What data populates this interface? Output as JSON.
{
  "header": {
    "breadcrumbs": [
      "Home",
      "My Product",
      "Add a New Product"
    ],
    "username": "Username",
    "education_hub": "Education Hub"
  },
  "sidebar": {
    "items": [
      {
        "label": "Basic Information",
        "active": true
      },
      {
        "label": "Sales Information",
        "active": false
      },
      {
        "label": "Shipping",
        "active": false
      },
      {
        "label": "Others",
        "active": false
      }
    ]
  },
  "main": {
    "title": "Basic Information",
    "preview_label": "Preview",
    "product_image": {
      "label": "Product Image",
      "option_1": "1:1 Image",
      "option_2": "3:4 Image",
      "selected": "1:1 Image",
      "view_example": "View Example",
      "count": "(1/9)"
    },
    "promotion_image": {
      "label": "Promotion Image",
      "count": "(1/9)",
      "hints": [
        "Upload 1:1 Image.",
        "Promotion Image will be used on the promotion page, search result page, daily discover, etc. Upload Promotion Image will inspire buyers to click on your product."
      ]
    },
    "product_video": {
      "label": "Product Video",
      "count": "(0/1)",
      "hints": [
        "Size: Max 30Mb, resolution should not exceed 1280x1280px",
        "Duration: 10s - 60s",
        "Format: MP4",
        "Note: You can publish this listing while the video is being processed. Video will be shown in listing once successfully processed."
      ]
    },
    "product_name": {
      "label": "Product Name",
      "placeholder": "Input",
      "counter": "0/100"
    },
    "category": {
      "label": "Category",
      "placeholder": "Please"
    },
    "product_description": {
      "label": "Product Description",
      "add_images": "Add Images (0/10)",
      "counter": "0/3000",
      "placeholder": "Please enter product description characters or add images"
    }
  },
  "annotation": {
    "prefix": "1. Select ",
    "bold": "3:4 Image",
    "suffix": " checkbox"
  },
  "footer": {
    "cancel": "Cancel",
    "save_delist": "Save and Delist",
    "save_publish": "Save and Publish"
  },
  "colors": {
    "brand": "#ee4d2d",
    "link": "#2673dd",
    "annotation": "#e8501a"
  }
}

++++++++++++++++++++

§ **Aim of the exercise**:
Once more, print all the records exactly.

§ **Exercise output**:
What data populates this interface? Output as JSON.
{
  "header": {
    "breadcrumbs": [
      "Home",
      "My Product",
      "Add a New Product"
    ],
    "username": "Username",
    "education_hub": "Education Hub"
  },
  "sidebar": {
    "items": [
      {
        "label": "Basic Information",
        "active": true
      },
      {
        "label": "Sales Information",
        "active": false
      },
      {
        "label": "Shipping",
        "active": false
      },
      {
        "label": "Others",
        "active": false
      }
    ]
  },
  "main": {
    "title": "Basic Information",
    "preview_label": "Preview",
    "product_image": {
      "label": "Product Image",
      "option_1": "1:1 Image",
      "option_2": "3:4 Image",
      "selected": "1:1 Image",
      "view_example": "View Example",
      "count": "(1/9)"
    },
    "promotion_image": {
      "label": "Promotion Image",
      "count": "(1/9)",
      "hints": [
        "Upload 1:1 Image.",
        "Promotion Image will be used on the promotion page, search result page, daily discover, etc. Upload Promotion Image will inspire buyers to click on your product."
      ]
    },
    "product_video": {
      "label": "Product Video",
      "count": "(0/1)",
      "hints": [
        "Size: Max 30Mb, resolution should not exceed 1280x1280px",
        "Duration: 10s - 60s",
        "Format: MP4",
        "Note: You can publish this listing while the video is being processed. Video will be shown in listing once successfully processed."
      ]
    },
    "product_name": {
      "label": "Product Name",
      "placeholder": "Input",
      "counter": "0/100"
    },
    "category": {
      "label": "Category",
      "placeholder": "Please"
    },
    "product_description": {
      "label": "Product Description",
      "add_images": "Add Images (0/10)",
      "counter": "0/3000",
      "placeholder": "Please enter product description characters or add images"
    }
  },
  "annotation": {
    "prefix": "1. Select ",
    "bold": "3:4 Image",
    "suffix": " checkbox"
  },
  "footer": {
    "cancel": "Cancel",
    "save_delist": "Save and Delist",
    "save_publish": "Save and Publish"
  },
  "colors": {
    "brand": "#ee4d2d",
    "link": "#2673dd",
    "annotation": "#e8501a"
  }
}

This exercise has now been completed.